EXERCISE
Print every line below exactly. Skip the pictures.

RECORDS FOR THE TASK
========

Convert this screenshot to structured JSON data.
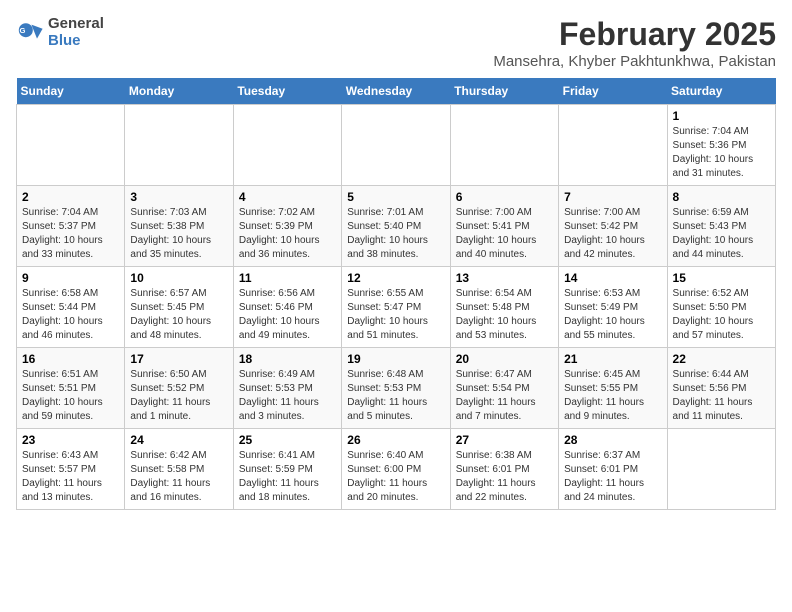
{
  "logo": {
    "general": "General",
    "blue": "Blue"
  },
  "title": "February 2025",
  "subtitle": "Mansehra, Khyber Pakhtunkhwa, Pakistan",
  "headers": [
    "Sunday",
    "Monday",
    "Tuesday",
    "Wednesday",
    "Thursday",
    "Friday",
    "Saturday"
  ],
  "weeks": [
    [
      {
        "day": "",
        "content": ""
      },
      {
        "day": "",
        "content": ""
      },
      {
        "day": "",
        "content": ""
      },
      {
        "day": "",
        "content": ""
      },
      {
        "day": "",
        "content": ""
      },
      {
        "day": "",
        "content": ""
      },
      {
        "day": "1",
        "content": "Sunrise: 7:04 AM\nSunset: 5:36 PM\nDaylight: 10 hours\nand 31 minutes."
      }
    ],
    [
      {
        "day": "2",
        "content": "Sunrise: 7:04 AM\nSunset: 5:37 PM\nDaylight: 10 hours\nand 33 minutes."
      },
      {
        "day": "3",
        "content": "Sunrise: 7:03 AM\nSunset: 5:38 PM\nDaylight: 10 hours\nand 35 minutes."
      },
      {
        "day": "4",
        "content": "Sunrise: 7:02 AM\nSunset: 5:39 PM\nDaylight: 10 hours\nand 36 minutes."
      },
      {
        "day": "5",
        "content": "Sunrise: 7:01 AM\nSunset: 5:40 PM\nDaylight: 10 hours\nand 38 minutes."
      },
      {
        "day": "6",
        "content": "Sunrise: 7:00 AM\nSunset: 5:41 PM\nDaylight: 10 hours\nand 40 minutes."
      },
      {
        "day": "7",
        "content": "Sunrise: 7:00 AM\nSunset: 5:42 PM\nDaylight: 10 hours\nand 42 minutes."
      },
      {
        "day": "8",
        "content": "Sunrise: 6:59 AM\nSunset: 5:43 PM\nDaylight: 10 hours\nand 44 minutes."
      }
    ],
    [
      {
        "day": "9",
        "content": "Sunrise: 6:58 AM\nSunset: 5:44 PM\nDaylight: 10 hours\nand 46 minutes."
      },
      {
        "day": "10",
        "content": "Sunrise: 6:57 AM\nSunset: 5:45 PM\nDaylight: 10 hours\nand 48 minutes."
      },
      {
        "day": "11",
        "content": "Sunrise: 6:56 AM\nSunset: 5:46 PM\nDaylight: 10 hours\nand 49 minutes."
      },
      {
        "day": "12",
        "content": "Sunrise: 6:55 AM\nSunset: 5:47 PM\nDaylight: 10 hours\nand 51 minutes."
      },
      {
        "day": "13",
        "content": "Sunrise: 6:54 AM\nSunset: 5:48 PM\nDaylight: 10 hours\nand 53 minutes."
      },
      {
        "day": "14",
        "content": "Sunrise: 6:53 AM\nSunset: 5:49 PM\nDaylight: 10 hours\nand 55 minutes."
      },
      {
        "day": "15",
        "content": "Sunrise: 6:52 AM\nSunset: 5:50 PM\nDaylight: 10 hours\nand 57 minutes."
      }
    ],
    [
      {
        "day": "16",
        "content": "Sunrise: 6:51 AM\nSunset: 5:51 PM\nDaylight: 10 hours\nand 59 minutes."
      },
      {
        "day": "17",
        "content": "Sunrise: 6:50 AM\nSunset: 5:52 PM\nDaylight: 11 hours\nand 1 minute."
      },
      {
        "day": "18",
        "content": "Sunrise: 6:49 AM\nSunset: 5:53 PM\nDaylight: 11 hours\nand 3 minutes."
      },
      {
        "day": "19",
        "content": "Sunrise: 6:48 AM\nSunset: 5:53 PM\nDaylight: 11 hours\nand 5 minutes."
      },
      {
        "day": "20",
        "content": "Sunrise: 6:47 AM\nSunset: 5:54 PM\nDaylight: 11 hours\nand 7 minutes."
      },
      {
        "day": "21",
        "content": "Sunrise: 6:45 AM\nSunset: 5:55 PM\nDaylight: 11 hours\nand 9 minutes."
      },
      {
        "day": "22",
        "content": "Sunrise: 6:44 AM\nSunset: 5:56 PM\nDaylight: 11 hours\nand 11 minutes."
      }
    ],
    [
      {
        "day": "23",
        "content": "Sunrise: 6:43 AM\nSunset: 5:57 PM\nDaylight: 11 hours\nand 13 minutes."
      },
      {
        "day": "24",
        "content": "Sunrise: 6:42 AM\nSunset: 5:58 PM\nDaylight: 11 hours\nand 16 minutes."
      },
      {
        "day": "25",
        "content": "Sunrise: 6:41 AM\nSunset: 5:59 PM\nDaylight: 11 hours\nand 18 minutes."
      },
      {
        "day": "26",
        "content": "Sunrise: 6:40 AM\nSunset: 6:00 PM\nDaylight: 11 hours\nand 20 minutes."
      },
      {
        "day": "27",
        "content": "Sunrise: 6:38 AM\nSunset: 6:01 PM\nDaylight: 11 hours\nand 22 minutes."
      },
      {
        "day": "28",
        "content": "Sunrise: 6:37 AM\nSunset: 6:01 PM\nDaylight: 11 hours\nand 24 minutes."
      },
      {
        "day": "",
        "content": ""
      }
    ]
  ]
}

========

EXERCISE OUTPUT
Convert this screenshot to structured JSON data.
{
  "logo": {
    "general": "General",
    "blue": "Blue"
  },
  "title": "February 2025",
  "subtitle": "Mansehra, Khyber Pakhtunkhwa, Pakistan",
  "headers": [
    "Sunday",
    "Monday",
    "Tuesday",
    "Wednesday",
    "Thursday",
    "Friday",
    "Saturday"
  ],
  "weeks": [
    [
      {
        "day": "",
        "content": ""
      },
      {
        "day": "",
        "content": ""
      },
      {
        "day": "",
        "content": ""
      },
      {
        "day": "",
        "content": ""
      },
      {
        "day": "",
        "content": ""
      },
      {
        "day": "",
        "content": ""
      },
      {
        "day": "1",
        "content": "Sunrise: 7:04 AM\nSunset: 5:36 PM\nDaylight: 10 hours\nand 31 minutes."
      }
    ],
    [
      {
        "day": "2",
        "content": "Sunrise: 7:04 AM\nSunset: 5:37 PM\nDaylight: 10 hours\nand 33 minutes."
      },
      {
        "day": "3",
        "content": "Sunrise: 7:03 AM\nSunset: 5:38 PM\nDaylight: 10 hours\nand 35 minutes."
      },
      {
        "day": "4",
        "content": "Sunrise: 7:02 AM\nSunset: 5:39 PM\nDaylight: 10 hours\nand 36 minutes."
      },
      {
        "day": "5",
        "content": "Sunrise: 7:01 AM\nSunset: 5:40 PM\nDaylight: 10 hours\nand 38 minutes."
      },
      {
        "day": "6",
        "content": "Sunrise: 7:00 AM\nSunset: 5:41 PM\nDaylight: 10 hours\nand 40 minutes."
      },
      {
        "day": "7",
        "content": "Sunrise: 7:00 AM\nSunset: 5:42 PM\nDaylight: 10 hours\nand 42 minutes."
      },
      {
        "day": "8",
        "content": "Sunrise: 6:59 AM\nSunset: 5:43 PM\nDaylight: 10 hours\nand 44 minutes."
      }
    ],
    [
      {
        "day": "9",
        "content": "Sunrise: 6:58 AM\nSunset: 5:44 PM\nDaylight: 10 hours\nand 46 minutes."
      },
      {
        "day": "10",
        "content": "Sunrise: 6:57 AM\nSunset: 5:45 PM\nDaylight: 10 hours\nand 48 minutes."
      },
      {
        "day": "11",
        "content": "Sunrise: 6:56 AM\nSunset: 5:46 PM\nDaylight: 10 hours\nand 49 minutes."
      },
      {
        "day": "12",
        "content": "Sunrise: 6:55 AM\nSunset: 5:47 PM\nDaylight: 10 hours\nand 51 minutes."
      },
      {
        "day": "13",
        "content": "Sunrise: 6:54 AM\nSunset: 5:48 PM\nDaylight: 10 hours\nand 53 minutes."
      },
      {
        "day": "14",
        "content": "Sunrise: 6:53 AM\nSunset: 5:49 PM\nDaylight: 10 hours\nand 55 minutes."
      },
      {
        "day": "15",
        "content": "Sunrise: 6:52 AM\nSunset: 5:50 PM\nDaylight: 10 hours\nand 57 minutes."
      }
    ],
    [
      {
        "day": "16",
        "content": "Sunrise: 6:51 AM\nSunset: 5:51 PM\nDaylight: 10 hours\nand 59 minutes."
      },
      {
        "day": "17",
        "content": "Sunrise: 6:50 AM\nSunset: 5:52 PM\nDaylight: 11 hours\nand 1 minute."
      },
      {
        "day": "18",
        "content": "Sunrise: 6:49 AM\nSunset: 5:53 PM\nDaylight: 11 hours\nand 3 minutes."
      },
      {
        "day": "19",
        "content": "Sunrise: 6:48 AM\nSunset: 5:53 PM\nDaylight: 11 hours\nand 5 minutes."
      },
      {
        "day": "20",
        "content": "Sunrise: 6:47 AM\nSunset: 5:54 PM\nDaylight: 11 hours\nand 7 minutes."
      },
      {
        "day": "21",
        "content": "Sunrise: 6:45 AM\nSunset: 5:55 PM\nDaylight: 11 hours\nand 9 minutes."
      },
      {
        "day": "22",
        "content": "Sunrise: 6:44 AM\nSunset: 5:56 PM\nDaylight: 11 hours\nand 11 minutes."
      }
    ],
    [
      {
        "day": "23",
        "content": "Sunrise: 6:43 AM\nSunset: 5:57 PM\nDaylight: 11 hours\nand 13 minutes."
      },
      {
        "day": "24",
        "content": "Sunrise: 6:42 AM\nSunset: 5:58 PM\nDaylight: 11 hours\nand 16 minutes."
      },
      {
        "day": "25",
        "content": "Sunrise: 6:41 AM\nSunset: 5:59 PM\nDaylight: 11 hours\nand 18 minutes."
      },
      {
        "day": "26",
        "content": "Sunrise: 6:40 AM\nSunset: 6:00 PM\nDaylight: 11 hours\nand 20 minutes."
      },
      {
        "day": "27",
        "content": "Sunrise: 6:38 AM\nSunset: 6:01 PM\nDaylight: 11 hours\nand 22 minutes."
      },
      {
        "day": "28",
        "content": "Sunrise: 6:37 AM\nSunset: 6:01 PM\nDaylight: 11 hours\nand 24 minutes."
      },
      {
        "day": "",
        "content": ""
      }
    ]
  ]
}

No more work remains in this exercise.